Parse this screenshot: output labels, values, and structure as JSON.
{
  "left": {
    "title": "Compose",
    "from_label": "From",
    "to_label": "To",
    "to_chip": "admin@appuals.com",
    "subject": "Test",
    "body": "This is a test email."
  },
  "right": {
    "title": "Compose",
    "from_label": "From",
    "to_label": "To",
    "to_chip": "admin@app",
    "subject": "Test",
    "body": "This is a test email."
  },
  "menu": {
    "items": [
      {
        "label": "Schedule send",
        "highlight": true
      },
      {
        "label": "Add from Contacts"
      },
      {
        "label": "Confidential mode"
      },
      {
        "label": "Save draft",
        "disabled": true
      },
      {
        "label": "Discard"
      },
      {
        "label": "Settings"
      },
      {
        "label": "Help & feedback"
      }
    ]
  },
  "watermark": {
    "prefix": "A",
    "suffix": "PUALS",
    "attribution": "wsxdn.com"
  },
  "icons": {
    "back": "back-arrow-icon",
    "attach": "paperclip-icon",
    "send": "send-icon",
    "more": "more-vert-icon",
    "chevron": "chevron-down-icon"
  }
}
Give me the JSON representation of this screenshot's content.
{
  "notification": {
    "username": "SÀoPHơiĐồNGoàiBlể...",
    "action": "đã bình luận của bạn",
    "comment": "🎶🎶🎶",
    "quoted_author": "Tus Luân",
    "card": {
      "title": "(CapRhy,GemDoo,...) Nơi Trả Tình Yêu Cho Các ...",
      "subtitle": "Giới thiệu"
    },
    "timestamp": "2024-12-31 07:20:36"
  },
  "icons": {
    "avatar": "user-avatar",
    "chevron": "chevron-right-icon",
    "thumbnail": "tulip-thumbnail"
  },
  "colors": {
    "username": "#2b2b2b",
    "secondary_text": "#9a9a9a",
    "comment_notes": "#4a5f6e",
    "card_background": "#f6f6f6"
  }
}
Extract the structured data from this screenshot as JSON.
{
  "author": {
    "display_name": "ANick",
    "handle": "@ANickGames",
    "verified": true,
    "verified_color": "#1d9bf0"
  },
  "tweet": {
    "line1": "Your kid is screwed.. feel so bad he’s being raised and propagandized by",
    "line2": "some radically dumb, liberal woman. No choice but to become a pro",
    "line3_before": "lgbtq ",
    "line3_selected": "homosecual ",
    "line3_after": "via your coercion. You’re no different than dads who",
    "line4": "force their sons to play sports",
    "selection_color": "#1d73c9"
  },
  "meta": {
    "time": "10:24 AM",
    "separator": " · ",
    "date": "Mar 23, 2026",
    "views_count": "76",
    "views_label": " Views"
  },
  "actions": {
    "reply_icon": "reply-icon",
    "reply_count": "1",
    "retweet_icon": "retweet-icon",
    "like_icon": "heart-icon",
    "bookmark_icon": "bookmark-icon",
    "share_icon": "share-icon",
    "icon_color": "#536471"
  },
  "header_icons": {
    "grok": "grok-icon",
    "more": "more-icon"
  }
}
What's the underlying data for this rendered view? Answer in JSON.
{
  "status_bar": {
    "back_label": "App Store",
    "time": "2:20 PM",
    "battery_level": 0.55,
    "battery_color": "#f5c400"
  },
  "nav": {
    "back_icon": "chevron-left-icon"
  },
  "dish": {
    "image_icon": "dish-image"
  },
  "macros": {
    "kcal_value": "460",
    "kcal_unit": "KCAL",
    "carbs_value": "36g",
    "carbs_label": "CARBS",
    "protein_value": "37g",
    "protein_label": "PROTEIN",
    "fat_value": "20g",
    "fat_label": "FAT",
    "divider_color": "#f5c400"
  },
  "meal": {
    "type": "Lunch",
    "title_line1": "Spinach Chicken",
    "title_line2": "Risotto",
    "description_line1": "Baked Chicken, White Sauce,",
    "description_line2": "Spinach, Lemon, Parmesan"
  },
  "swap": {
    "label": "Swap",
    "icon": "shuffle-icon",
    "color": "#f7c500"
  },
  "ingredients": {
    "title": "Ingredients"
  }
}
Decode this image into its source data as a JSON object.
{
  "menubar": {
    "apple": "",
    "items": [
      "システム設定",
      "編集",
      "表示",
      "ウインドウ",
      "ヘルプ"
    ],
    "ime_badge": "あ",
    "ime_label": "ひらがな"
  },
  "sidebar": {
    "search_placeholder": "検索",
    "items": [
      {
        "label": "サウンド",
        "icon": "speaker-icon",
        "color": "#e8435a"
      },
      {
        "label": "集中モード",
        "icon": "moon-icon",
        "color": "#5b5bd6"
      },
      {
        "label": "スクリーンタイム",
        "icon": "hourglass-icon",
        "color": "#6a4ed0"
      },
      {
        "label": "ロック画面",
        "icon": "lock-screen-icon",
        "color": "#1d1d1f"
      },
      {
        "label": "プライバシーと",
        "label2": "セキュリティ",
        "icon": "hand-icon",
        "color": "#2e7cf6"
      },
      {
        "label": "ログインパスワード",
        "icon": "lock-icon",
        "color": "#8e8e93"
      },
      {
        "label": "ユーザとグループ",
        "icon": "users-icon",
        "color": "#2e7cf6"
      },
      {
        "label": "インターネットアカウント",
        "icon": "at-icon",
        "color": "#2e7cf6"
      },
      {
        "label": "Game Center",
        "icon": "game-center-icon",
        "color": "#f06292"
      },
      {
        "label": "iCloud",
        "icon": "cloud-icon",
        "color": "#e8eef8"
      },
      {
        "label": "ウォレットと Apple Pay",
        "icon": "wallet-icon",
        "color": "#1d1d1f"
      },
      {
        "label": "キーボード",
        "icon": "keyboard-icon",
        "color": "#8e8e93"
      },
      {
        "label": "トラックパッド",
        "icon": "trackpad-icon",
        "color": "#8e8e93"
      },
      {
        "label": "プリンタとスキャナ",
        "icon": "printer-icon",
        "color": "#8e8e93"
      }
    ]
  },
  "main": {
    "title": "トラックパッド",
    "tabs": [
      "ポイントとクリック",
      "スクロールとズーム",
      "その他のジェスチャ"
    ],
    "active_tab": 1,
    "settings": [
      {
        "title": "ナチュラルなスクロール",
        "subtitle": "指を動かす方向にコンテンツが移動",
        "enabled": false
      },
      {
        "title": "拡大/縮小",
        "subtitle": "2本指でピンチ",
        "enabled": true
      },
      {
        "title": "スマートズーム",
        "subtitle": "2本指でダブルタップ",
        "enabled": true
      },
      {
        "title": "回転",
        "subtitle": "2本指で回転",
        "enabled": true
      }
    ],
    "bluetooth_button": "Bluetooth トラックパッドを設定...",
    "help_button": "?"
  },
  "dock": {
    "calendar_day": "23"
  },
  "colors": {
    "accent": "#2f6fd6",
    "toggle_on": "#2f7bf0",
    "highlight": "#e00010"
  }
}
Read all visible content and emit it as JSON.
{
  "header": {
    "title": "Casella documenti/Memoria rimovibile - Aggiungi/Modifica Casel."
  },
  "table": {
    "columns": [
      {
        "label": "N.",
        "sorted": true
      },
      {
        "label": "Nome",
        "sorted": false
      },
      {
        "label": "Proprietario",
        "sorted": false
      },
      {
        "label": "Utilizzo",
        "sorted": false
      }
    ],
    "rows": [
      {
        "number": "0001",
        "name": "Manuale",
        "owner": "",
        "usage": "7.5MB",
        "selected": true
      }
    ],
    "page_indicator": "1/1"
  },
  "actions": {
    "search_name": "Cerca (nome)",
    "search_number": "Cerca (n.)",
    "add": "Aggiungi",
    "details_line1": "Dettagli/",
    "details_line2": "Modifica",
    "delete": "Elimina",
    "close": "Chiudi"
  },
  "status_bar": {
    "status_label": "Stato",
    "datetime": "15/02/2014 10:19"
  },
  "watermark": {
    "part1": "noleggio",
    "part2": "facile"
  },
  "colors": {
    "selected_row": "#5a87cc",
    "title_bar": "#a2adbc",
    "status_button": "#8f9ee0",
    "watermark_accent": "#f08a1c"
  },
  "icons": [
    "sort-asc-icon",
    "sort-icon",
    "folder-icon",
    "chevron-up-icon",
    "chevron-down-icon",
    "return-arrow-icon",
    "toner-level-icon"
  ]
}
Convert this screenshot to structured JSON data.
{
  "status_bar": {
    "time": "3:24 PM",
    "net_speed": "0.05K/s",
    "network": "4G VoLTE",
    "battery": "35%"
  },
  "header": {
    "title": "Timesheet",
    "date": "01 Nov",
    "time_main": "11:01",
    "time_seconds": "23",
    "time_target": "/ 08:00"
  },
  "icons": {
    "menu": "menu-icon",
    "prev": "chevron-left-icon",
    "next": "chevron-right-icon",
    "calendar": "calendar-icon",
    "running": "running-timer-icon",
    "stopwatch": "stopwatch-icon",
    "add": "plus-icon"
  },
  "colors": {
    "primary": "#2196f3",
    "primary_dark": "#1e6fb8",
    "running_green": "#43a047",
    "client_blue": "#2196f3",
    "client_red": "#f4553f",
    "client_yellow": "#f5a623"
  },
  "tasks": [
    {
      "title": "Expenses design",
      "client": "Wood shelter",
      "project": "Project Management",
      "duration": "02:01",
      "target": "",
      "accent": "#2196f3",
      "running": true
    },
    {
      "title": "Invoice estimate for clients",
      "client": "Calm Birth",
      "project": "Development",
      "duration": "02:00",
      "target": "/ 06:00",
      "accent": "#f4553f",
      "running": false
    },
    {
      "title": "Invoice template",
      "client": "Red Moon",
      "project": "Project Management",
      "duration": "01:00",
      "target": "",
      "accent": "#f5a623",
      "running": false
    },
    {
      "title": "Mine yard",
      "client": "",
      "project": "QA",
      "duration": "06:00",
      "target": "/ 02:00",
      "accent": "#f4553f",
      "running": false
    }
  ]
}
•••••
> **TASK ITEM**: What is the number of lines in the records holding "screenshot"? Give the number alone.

> **TASK RESPONSE**: 4